Although the license plate suspension policy sought to curb and regulate the disproportionate proliferation of digital ride-hailing applications, it is having an adverse effect on the traditional ride-hailing industry.
Robert Rodriguezdriver of the First Class Car & Limo Service base in Upper Manhattan, assured that he hopes that the Municipal Administration listens to the voice of taxi drivers and base owners and does the right thing immediately, otherwise the situation will get worse .
“We need action before it’s too late“said the driver. “We want this Administration to fix the damage that we are suffering with those caps.”
Alice Colona user of the “livery” transportation service in Upper Manhattan, declared herself frustrated by the effect that the reduction in cars has on passengers like her.
“It does not make sense for the City to defend that they do not give more authorizations to more cars to provide a service that we need.
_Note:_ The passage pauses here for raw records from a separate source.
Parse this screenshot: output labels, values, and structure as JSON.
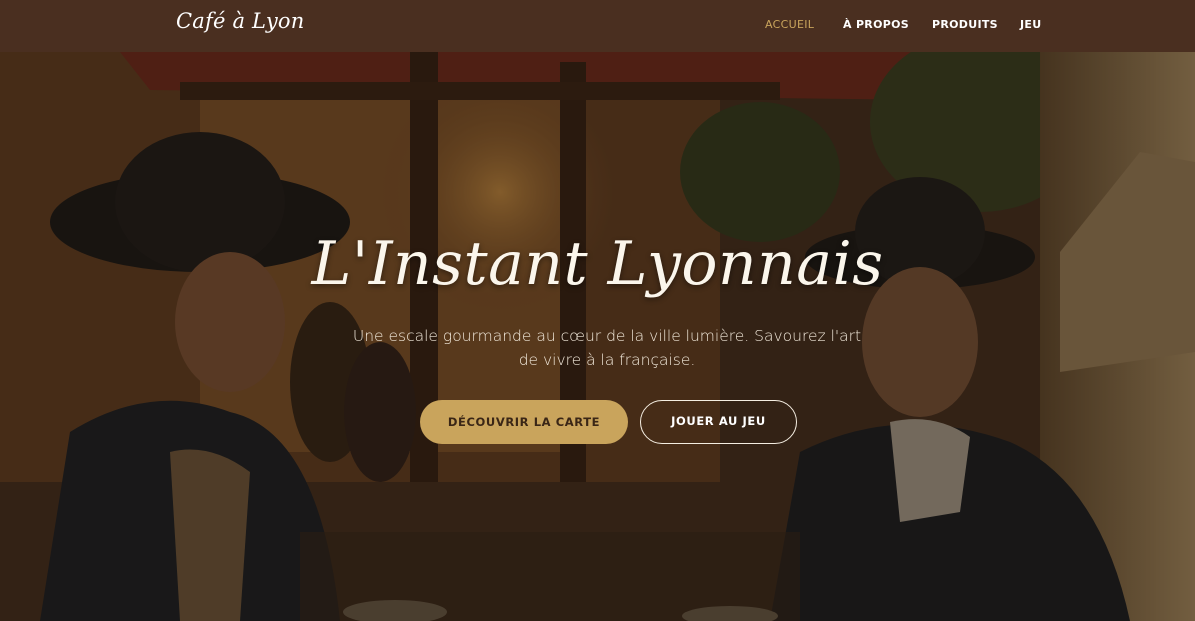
{
  "brand": "Café à Lyon",
  "nav": {
    "items": [
      {
        "label": "ACCUEIL",
        "active": true
      },
      {
        "label": "À PROPOS",
        "active": false
      },
      {
        "label": "PRODUITS",
        "active": false
      },
      {
        "label": "JEU",
        "active": false
      }
    ]
  },
  "hero": {
    "title": "L'Instant Lyonnais",
    "subtitle": "Une escale gourmande au cœur de la ville lumière. Savourez l'art de vivre à la française.",
    "primary_button": "DÉCOUVRIR LA CARTE",
    "secondary_button": "JOUER AU JEU"
  },
  "colors": {
    "navbar": "#4a2f20",
    "accent": "#c9a45c",
    "text_light": "#fbf6ec"
  }
}
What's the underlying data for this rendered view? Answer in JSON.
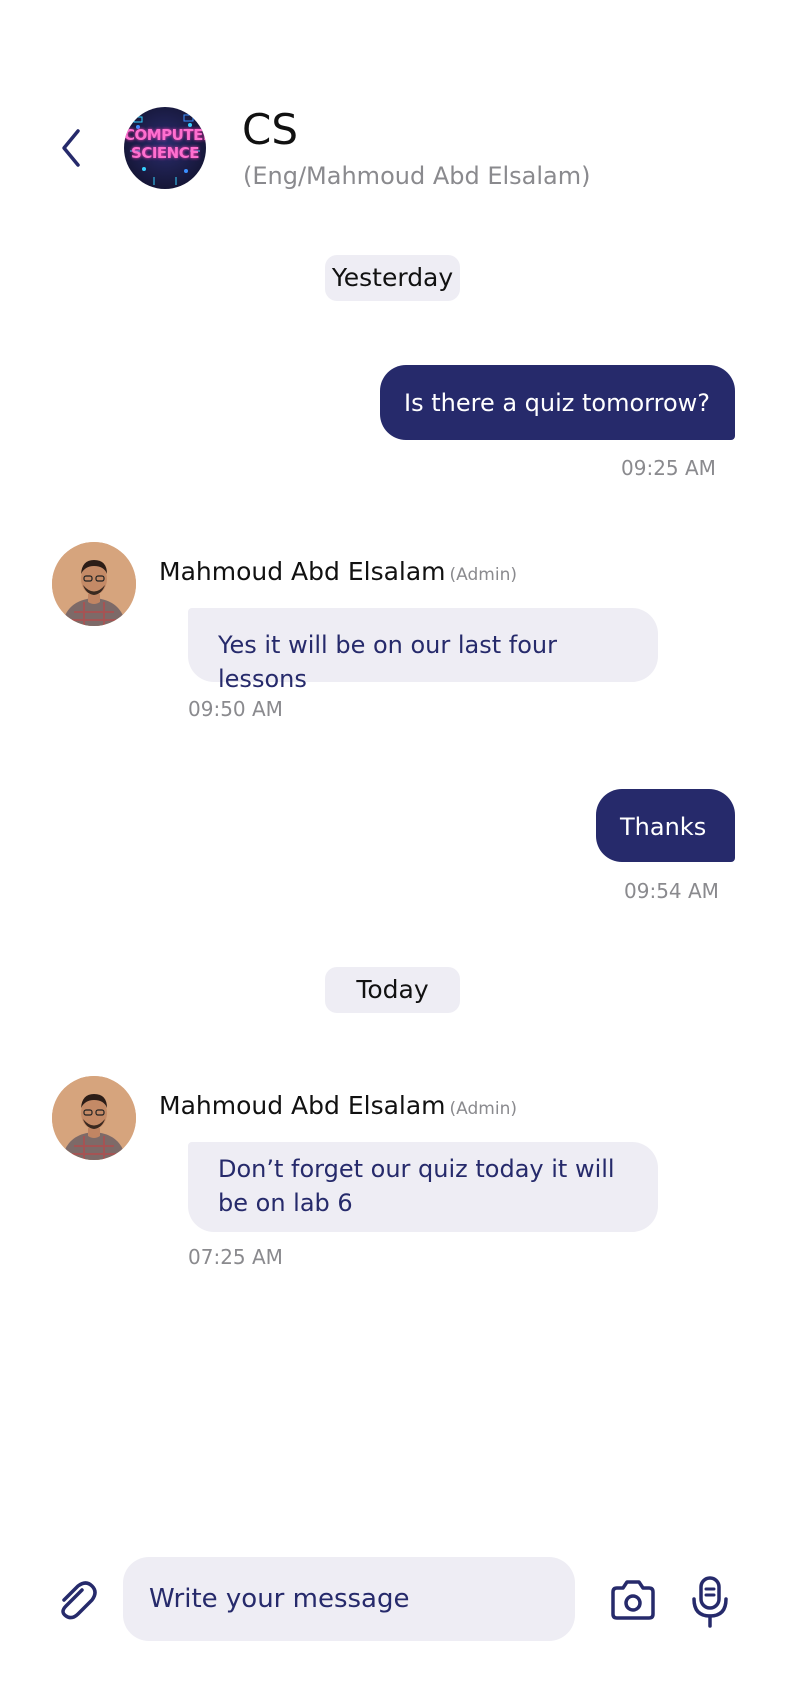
{
  "header": {
    "title": "CS",
    "subtitle": "(Eng/Mahmoud Abd Elsalam)",
    "group_logo_line1": "COMPUTER",
    "group_logo_line2": "SCIENCE"
  },
  "dates": {
    "yesterday": "Yesterday",
    "today": "Today"
  },
  "messages": [
    {
      "direction": "out",
      "text": "Is there a quiz tomorrow?",
      "time": "09:25 AM"
    },
    {
      "direction": "in",
      "sender": "Mahmoud Abd Elsalam",
      "role": "(Admin)",
      "text": "Yes it will be on our last four lessons",
      "time": "09:50 AM"
    },
    {
      "direction": "out",
      "text": "Thanks",
      "time": "09:54 AM"
    },
    {
      "direction": "in",
      "sender": "Mahmoud Abd Elsalam",
      "role": "(Admin)",
      "text": "Don’t forget our quiz today it will be on lab 6",
      "time": "07:25 AM"
    }
  ],
  "composer": {
    "placeholder": "Write your message"
  },
  "icons": {
    "back": "chevron-left-icon",
    "attach": "paperclip-icon",
    "camera": "camera-icon",
    "mic": "microphone-icon"
  },
  "colors": {
    "accent": "#262a6b",
    "bubble_in": "#eeedf4",
    "muted": "#8a8a8e"
  }
}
I don’t want to catch the train anymore because of so much insecurity and so when I want to call so they can send me a taxi, I can’t either because there isn’t… that’s not fair and they should fix it right now; Give those people plates, “complained the user.
And before the demands of the taxi drivers, the Taxi and Limousine Commission (TLC) He assured that they are reviewing whether they will give new plates to increase the flow of public vehicles.
TLC is currently considering whether to issue new licenses for for-hire vehicles, in addition to wheelchair accessible vehicles, which are already exempt from the license pause. the Adams Administration. “We are taking into account the concerns of all stakeholders, including drivers, passengers and base owners.”
TLC added that they conduct a review of rental vehicle licenses every six months, the next one will be this August, and clarified that they can grant licenses immediately if the vehicles are wheelchair accessible, as they have been since the beginning of the freezing, four years ago.
At the end of the demonstration, the driver santiago cross he even seemed to resort to divine instances in the hope that TLC will soon unfreeze the issuance of public service licenses so that he can do the little miracle of starting to work as he longs for. “God loves taxi drivers”, read the poster that accompanied him in the call to the Adams Administration.
The NYC “livery” taxi industry in data
- 30,000 vehicles served at its best
- 5% grew each year that industry in the last 30 years until 8 years ago
- 80% has been reduced that industry in the last 8 years
- 40% vehicles were reduced since 2018
- 100,000 families depend on the work of those drivers
- There were 10,515 drivers a few years ago
- 3,366 green car drivers there were before
- 5,079 is the current number of drivers
- 7368 vehicles were lost in recent years
- 437 small livery taxi bases there were a decade ago
- 317 are the current taxi bases in NYC
- 120 bases closed in recent years
- 40% of passenger calls to bases are not answered due to lack of vehicles